- INSTRUCTIONS FOR THE TASK
Every line in the records below with the string "Users" is to be copied out.
▼▼▼
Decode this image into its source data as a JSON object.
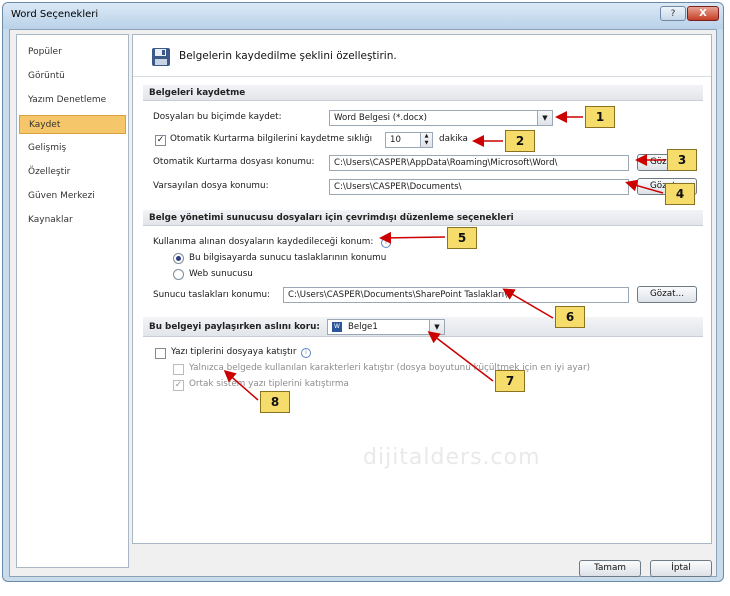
{
  "window": {
    "title": "Word Seçenekleri",
    "help_label": "?",
    "close_label": "X"
  },
  "sidebar": {
    "items": [
      {
        "label": "Popüler"
      },
      {
        "label": "Görüntü"
      },
      {
        "label": "Yazım Denetleme"
      },
      {
        "label": "Kaydet",
        "selected": true
      },
      {
        "label": "Gelişmiş"
      },
      {
        "label": "Özelleştir"
      },
      {
        "label": "Güven Merkezi"
      },
      {
        "label": "Kaynaklar"
      }
    ]
  },
  "main": {
    "page_title": "Belgelerin kaydedilme şeklini özelleştirin.",
    "save_section": {
      "header": "Belgeleri kaydetme",
      "format_label": "Dosyaları bu biçimde kaydet:",
      "format_value": "Word Belgesi (*.docx)",
      "autorecover_label": "Otomatik Kurtarma bilgilerini kaydetme sıklığı",
      "autorecover_checked": true,
      "autorecover_value": "10",
      "autorecover_unit": "dakika",
      "autorecover_location_label": "Otomatik Kurtarma dosyası konumu:",
      "autorecover_location_value": "C:\\Users\\CASPER\\AppData\\Roaming\\Microsoft\\Word\\",
      "default_location_label": "Varsayılan dosya konumu:",
      "default_location_value": "C:\\Users\\CASPER\\Documents\\",
      "browse_label": "Gözat..."
    },
    "offline_section": {
      "header": "Belge yönetimi sunucusu dosyaları için çevrimdışı düzenleme seçenekleri",
      "question_label": "Kullanıma alınan dosyaların kaydedileceği konum:",
      "option_local": "Bu bilgisayarda sunucu taslaklarının konumu",
      "option_web": "Web sunucusu",
      "drafts_label": "Sunucu taslakları konumu:",
      "drafts_value": "C:\\Users\\CASPER\\Documents\\SharePoint Taslakları\\",
      "browse_label": "Gözat..."
    },
    "fidelity_section": {
      "header": "Bu belgeyi paylaşırken aslını koru:",
      "document_value": "Belge1",
      "embed_fonts_label": "Yazı tiplerini dosyaya katıştır",
      "embed_fonts_checked": false,
      "only_used_chars_label": "Yalnızca belgede kullanılan karakterleri katıştır (dosya boyutunu küçültmek için en iyi ayar)",
      "only_used_chars_checked": false,
      "common_fonts_label": "Ortak sistem yazı tiplerini katıştırma",
      "common_fonts_checked": true
    }
  },
  "footer": {
    "ok_label": "Tamam",
    "cancel_label": "İptal"
  },
  "watermark": "dijitalders.com",
  "callouts": [
    "1",
    "2",
    "3",
    "4",
    "5",
    "6",
    "7",
    "8"
  ],
  "colors": {
    "callout_fill": "#f6dc6a",
    "arrow": "#cc0000",
    "selected_item": "#f5c76a",
    "title_bar": "#c9dcec"
  },
  "icons": {
    "save": "floppy-disk-icon",
    "info": "info-icon",
    "word_doc": "word-document-icon",
    "dropdown": "chevron-down-icon"
  }
}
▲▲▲
- EXPECTED OUTPUT
      "autorecover_location_value": "C:\\Users\\CASPER\\AppData\\Roaming\\Microsoft\\Word\\",
      "default_location_value": "C:\\Users\\CASPER\\Documents\\",
      "drafts_value": "C:\\Users\\CASPER\\Documents\\SharePoint Taslakları\\",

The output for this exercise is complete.